The world’s main agricultural producers, Europe and the U.S., are locked in an uncompromising dispute worth tens of billions of euros a year.
U.S. Secretary of Agriculture Tom Vilsack in an interview with Politico expressed dissatisfaction with Europe’s decision to halve pesticide use by 2030, increasing the level of organic farming. Already today, the shelves of European stores offer an expanded range of so-called organic products produced without the use of chemicals.

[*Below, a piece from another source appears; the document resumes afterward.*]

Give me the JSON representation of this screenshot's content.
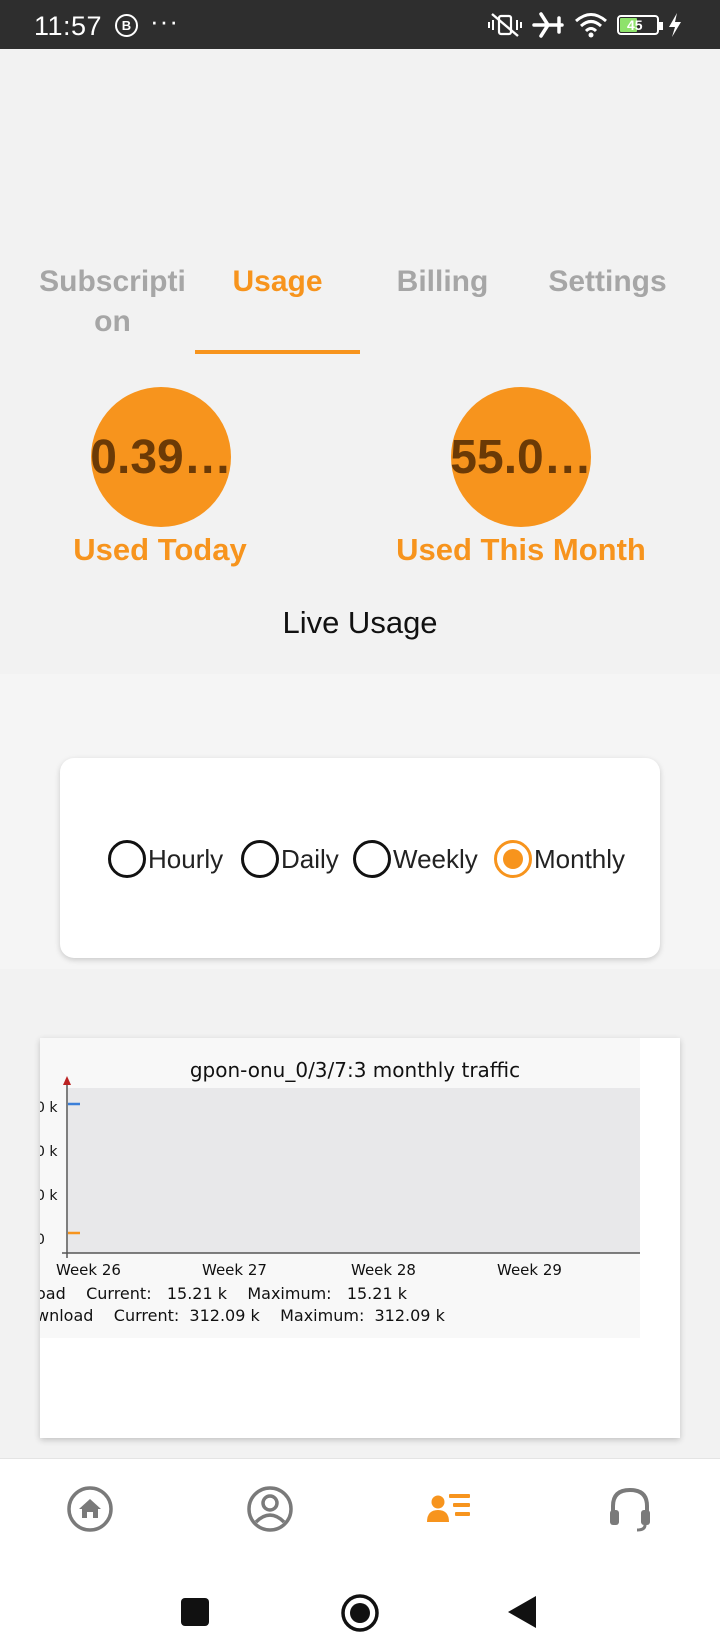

And their cost is not much higher than their conventional counterparts.
Politico points out that this approach is unacceptable to Washington. “We have to feed the whole world!” – exclaims the U.S. minister, but what it really means is that farmers must provide super profits to chemical and biotech multinationals.
France, which will take over the presidency of the EU next year, intends to legalize the restriction of imports of products that fall short of European standards, including the use of agrochemicals. Emmanuel Macron has pledged to prevent cheap, low-grade products from entering Europe, ruining local farmers. The influential farming lobby in the U.S. is terrified at the prospect of running into a European trade barrier when Europeans, for example, refuse to accept goods with traces of chemicals. Already, the EU refuses to buy U.S. meat from animals fed on steroid hormones.
Frans Timmermans, who is responsible for liberating Europe from the glut of agricultural chemicals, warns that the world’s current system forces farmers to constantly increase production. In his view, this approach brings the earth to its limits. In response, Washington frightens everyone with the onset of global hunger. Americans say Europe wants to turn the continent into an organic supermarket. At the UN meeting on food systems, there was never a debate on the disagreement between Europe and the United States.